Items from an interface collection
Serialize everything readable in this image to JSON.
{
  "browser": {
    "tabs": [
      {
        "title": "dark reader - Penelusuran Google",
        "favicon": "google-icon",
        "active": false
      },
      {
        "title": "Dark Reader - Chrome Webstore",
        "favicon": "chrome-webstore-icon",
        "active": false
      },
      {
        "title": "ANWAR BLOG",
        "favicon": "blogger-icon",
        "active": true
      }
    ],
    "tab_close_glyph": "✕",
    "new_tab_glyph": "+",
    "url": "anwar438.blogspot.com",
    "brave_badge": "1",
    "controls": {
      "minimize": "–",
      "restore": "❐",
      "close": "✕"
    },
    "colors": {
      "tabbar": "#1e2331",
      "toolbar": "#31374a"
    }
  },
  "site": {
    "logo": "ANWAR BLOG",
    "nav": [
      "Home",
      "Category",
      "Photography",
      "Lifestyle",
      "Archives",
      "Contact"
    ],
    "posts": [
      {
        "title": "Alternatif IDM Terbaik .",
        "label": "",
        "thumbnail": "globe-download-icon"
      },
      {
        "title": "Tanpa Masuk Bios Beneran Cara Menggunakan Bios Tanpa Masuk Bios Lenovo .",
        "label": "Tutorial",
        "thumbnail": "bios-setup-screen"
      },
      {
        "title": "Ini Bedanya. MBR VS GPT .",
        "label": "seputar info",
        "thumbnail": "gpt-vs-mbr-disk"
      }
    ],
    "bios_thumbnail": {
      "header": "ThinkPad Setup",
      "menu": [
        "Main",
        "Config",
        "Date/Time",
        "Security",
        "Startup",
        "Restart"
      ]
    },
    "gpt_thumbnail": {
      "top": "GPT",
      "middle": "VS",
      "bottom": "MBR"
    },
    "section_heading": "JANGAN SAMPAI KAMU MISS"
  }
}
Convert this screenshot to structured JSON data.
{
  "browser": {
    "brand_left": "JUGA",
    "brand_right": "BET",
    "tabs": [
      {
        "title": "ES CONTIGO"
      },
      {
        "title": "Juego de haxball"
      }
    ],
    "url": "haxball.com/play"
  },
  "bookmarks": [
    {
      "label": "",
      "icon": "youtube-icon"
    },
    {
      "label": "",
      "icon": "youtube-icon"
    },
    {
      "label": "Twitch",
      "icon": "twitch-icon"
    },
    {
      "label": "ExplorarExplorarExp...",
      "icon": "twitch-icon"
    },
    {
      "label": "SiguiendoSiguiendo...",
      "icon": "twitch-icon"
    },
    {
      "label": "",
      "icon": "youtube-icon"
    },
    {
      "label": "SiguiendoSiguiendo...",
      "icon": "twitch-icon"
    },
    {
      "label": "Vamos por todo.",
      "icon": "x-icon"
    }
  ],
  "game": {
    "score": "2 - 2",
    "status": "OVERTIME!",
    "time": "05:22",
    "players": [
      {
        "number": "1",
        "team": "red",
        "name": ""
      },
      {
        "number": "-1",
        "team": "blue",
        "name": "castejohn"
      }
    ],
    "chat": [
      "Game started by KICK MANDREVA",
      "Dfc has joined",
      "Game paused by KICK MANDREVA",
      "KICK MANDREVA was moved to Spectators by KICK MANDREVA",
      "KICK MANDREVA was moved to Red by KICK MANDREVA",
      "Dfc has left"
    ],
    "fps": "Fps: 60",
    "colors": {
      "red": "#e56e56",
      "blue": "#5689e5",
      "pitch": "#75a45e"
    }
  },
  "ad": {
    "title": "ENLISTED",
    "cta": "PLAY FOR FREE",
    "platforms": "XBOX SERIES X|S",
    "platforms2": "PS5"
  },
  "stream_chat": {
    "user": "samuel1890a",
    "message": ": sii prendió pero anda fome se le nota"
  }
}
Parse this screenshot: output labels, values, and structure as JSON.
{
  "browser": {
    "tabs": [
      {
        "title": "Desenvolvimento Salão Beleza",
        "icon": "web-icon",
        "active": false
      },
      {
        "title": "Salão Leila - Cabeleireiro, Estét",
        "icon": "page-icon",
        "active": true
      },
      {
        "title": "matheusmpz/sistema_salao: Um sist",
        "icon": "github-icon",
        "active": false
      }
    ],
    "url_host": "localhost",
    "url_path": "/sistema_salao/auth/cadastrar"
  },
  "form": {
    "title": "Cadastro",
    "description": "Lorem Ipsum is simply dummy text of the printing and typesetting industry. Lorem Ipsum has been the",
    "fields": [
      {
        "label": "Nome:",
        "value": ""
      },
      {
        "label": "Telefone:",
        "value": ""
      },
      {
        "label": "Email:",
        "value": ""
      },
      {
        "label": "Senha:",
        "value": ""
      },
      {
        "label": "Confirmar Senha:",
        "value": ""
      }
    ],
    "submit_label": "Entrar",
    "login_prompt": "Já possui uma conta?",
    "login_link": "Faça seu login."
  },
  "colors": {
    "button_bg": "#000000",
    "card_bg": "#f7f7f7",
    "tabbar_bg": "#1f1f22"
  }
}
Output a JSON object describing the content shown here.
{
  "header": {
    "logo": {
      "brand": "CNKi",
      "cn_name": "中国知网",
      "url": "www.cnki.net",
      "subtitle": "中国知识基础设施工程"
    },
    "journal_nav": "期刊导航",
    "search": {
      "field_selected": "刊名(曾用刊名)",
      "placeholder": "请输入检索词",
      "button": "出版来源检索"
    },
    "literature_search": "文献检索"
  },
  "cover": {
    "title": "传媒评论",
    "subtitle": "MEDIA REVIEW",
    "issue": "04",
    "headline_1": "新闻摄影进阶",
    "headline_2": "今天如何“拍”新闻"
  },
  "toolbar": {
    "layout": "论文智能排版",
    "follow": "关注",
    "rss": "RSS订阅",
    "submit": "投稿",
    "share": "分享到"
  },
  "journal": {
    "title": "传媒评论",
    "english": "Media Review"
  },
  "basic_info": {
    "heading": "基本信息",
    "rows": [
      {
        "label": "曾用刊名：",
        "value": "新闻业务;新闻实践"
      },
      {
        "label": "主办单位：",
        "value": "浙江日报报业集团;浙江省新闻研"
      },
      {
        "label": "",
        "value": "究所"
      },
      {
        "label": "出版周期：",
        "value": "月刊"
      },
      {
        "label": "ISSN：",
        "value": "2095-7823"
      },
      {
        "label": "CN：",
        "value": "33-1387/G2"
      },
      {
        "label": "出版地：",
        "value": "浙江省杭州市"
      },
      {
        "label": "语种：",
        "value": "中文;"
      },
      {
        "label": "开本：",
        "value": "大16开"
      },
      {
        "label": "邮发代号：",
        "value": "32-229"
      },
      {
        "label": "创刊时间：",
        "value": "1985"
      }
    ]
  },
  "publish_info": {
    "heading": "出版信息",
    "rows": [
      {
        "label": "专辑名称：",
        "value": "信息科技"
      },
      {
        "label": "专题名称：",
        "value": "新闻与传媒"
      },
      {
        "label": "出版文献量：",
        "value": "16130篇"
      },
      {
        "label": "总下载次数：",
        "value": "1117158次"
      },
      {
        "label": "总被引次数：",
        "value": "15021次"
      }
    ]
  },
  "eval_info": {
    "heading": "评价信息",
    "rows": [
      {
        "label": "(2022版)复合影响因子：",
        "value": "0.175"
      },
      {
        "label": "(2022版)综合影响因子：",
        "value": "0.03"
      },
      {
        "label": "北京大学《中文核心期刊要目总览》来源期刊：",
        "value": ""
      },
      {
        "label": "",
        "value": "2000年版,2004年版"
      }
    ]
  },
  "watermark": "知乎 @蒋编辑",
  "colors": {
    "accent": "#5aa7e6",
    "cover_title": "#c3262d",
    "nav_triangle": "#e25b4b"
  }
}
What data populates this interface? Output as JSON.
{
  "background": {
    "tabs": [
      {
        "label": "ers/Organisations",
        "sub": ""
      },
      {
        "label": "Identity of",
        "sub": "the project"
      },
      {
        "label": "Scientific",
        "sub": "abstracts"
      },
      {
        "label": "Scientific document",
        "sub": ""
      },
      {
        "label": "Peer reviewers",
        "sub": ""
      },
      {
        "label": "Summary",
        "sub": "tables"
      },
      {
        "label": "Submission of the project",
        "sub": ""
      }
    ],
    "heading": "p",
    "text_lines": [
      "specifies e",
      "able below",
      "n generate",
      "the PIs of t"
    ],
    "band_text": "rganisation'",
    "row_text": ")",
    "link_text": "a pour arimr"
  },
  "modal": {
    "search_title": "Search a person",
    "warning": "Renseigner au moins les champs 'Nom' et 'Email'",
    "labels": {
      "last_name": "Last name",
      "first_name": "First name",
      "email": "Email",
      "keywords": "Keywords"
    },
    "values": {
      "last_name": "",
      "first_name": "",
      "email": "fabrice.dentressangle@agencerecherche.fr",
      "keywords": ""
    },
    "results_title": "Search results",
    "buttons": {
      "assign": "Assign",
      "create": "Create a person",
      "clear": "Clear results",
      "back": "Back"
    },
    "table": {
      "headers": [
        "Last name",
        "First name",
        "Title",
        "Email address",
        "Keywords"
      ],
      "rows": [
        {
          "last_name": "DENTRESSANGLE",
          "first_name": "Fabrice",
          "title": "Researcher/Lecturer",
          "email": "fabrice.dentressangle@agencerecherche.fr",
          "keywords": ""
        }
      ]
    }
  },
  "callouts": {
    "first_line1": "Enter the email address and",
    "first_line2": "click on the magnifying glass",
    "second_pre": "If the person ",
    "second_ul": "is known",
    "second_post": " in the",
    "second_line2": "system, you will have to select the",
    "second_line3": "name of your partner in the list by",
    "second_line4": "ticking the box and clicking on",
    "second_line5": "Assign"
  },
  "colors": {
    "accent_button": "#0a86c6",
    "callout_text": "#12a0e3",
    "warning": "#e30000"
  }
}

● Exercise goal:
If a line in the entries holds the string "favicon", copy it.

● Output for this task:
        "favicon": "google-icon",
        "favicon": "chrome-webstore-icon",
        "favicon": "blogger-icon",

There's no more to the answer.